Umbriel comes from the Cave of Spleen to reinforce Belinda’s indignation. The goddess gives him gifts of sighs, sobs, and the war of tongues to plague Belinda with. Black bile was one of the four humours believed to influence the body. It was thought to be produced in the spleen and cause melancholy or depression. Belinda is in the company of Thelestris, Queen of the Amazons, who is pointing out how much care she took in her appearance and how her reputation is ruined, and it will bring shame to being her friend. When Belinda asks Sir Plume to retrieve the lock, he tells the baron he must be civil, and it has gone past a joke. Thelestris and Sir Plume represent the petit bourgeois, who are anxious to maintain fashionable status and public honour. The choice of the middle-class reader is between bourgeois sensibility and the regressive airs associated with the aristocracy.

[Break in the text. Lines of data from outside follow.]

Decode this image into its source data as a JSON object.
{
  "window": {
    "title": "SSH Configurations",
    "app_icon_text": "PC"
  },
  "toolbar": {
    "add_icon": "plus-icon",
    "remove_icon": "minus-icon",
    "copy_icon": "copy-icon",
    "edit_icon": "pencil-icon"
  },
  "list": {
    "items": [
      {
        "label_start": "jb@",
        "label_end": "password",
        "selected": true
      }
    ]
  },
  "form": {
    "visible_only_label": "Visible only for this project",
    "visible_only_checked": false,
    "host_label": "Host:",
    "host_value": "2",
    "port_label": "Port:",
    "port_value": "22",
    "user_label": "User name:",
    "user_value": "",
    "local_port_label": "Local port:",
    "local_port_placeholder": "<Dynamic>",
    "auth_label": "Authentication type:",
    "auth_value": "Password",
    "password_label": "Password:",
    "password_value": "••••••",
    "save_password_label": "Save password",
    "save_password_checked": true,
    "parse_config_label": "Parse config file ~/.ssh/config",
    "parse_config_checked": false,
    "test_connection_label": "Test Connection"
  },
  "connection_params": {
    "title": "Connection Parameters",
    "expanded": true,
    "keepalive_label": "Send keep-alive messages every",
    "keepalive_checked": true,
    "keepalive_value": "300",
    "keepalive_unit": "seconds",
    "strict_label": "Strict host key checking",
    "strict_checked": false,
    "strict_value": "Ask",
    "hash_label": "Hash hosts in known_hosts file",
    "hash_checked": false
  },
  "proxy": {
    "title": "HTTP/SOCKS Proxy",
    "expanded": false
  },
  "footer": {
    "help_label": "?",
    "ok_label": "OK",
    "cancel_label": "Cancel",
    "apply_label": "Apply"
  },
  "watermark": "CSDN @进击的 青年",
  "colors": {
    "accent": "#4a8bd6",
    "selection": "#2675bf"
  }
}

In Canto five they all confront Clarissa, who gives a pious speech about how the trivial loss of hair would not cure smallpox or old age. She hopes they can cultivate good character rather than appearance, elevating merit over other charms. Here, women are permitted to speak when they do not draw unseemly attention to themselves. Such advice is met with rage and anger. The Baron and Belind fight, and she pulls out a bodkin, threatening to stab him. She demands the return of the hair, but it is nowhere to be found. The suggestion is that it has ascended to heaven, where it resides in the constellations.

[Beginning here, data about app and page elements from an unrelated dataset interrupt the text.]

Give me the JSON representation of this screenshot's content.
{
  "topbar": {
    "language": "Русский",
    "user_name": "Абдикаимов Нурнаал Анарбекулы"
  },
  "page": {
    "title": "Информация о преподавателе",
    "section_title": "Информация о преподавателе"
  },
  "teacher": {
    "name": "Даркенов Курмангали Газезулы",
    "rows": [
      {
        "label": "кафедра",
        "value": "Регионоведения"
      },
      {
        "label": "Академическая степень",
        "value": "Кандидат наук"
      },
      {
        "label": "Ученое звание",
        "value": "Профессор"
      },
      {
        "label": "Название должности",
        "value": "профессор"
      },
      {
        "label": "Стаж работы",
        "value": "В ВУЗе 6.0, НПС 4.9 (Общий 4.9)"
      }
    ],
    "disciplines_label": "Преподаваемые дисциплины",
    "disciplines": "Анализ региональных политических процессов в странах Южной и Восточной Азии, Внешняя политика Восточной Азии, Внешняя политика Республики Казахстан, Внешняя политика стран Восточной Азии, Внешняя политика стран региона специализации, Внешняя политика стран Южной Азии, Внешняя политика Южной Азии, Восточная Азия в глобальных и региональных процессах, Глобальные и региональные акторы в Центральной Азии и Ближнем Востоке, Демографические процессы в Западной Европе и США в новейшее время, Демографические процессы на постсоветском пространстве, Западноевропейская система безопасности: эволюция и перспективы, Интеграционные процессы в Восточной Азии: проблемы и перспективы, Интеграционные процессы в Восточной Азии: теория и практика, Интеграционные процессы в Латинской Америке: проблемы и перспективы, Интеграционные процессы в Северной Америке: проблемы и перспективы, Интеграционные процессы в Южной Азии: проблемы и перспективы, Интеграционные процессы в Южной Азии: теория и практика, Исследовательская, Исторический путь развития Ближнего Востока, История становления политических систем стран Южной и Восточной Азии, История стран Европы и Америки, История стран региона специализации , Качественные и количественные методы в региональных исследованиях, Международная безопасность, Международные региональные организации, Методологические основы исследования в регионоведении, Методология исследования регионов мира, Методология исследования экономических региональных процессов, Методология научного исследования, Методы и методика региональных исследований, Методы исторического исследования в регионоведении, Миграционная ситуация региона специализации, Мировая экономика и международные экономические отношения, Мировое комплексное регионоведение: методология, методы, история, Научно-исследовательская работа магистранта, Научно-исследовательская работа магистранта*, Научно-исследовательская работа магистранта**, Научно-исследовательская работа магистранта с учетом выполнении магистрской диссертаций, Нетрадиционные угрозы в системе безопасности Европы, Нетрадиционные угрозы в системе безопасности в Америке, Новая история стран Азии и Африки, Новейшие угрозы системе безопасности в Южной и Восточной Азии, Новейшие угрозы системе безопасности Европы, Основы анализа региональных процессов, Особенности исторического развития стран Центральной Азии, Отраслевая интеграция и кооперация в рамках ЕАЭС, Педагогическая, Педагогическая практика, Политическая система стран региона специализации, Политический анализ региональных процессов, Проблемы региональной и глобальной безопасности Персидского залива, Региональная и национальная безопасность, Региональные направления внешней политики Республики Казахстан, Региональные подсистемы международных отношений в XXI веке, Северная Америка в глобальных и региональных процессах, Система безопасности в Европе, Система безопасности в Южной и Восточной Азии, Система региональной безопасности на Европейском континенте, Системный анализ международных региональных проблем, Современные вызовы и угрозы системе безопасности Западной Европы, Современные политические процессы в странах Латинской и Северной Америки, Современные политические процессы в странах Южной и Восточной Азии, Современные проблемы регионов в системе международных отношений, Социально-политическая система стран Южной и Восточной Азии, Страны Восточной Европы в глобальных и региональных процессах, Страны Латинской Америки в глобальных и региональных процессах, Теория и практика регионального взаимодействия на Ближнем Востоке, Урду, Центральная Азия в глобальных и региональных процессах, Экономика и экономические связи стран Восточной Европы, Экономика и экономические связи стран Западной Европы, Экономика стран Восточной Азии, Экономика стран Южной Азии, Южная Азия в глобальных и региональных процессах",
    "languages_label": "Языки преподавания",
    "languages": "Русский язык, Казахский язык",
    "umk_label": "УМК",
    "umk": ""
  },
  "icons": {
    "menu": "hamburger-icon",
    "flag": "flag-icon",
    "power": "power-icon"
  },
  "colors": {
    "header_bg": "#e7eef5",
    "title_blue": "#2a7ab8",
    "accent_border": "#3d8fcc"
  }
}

Belinda’s fate occurs because she parades her beauty and power for her own sake rather than patriarchal benefit. If a woman submits herself to the scrutiny of the fashionable elite, then she will be judged by them. At the end of the poem, the lock hangs in heaven on permanent display, the worst possible end for a nice girl.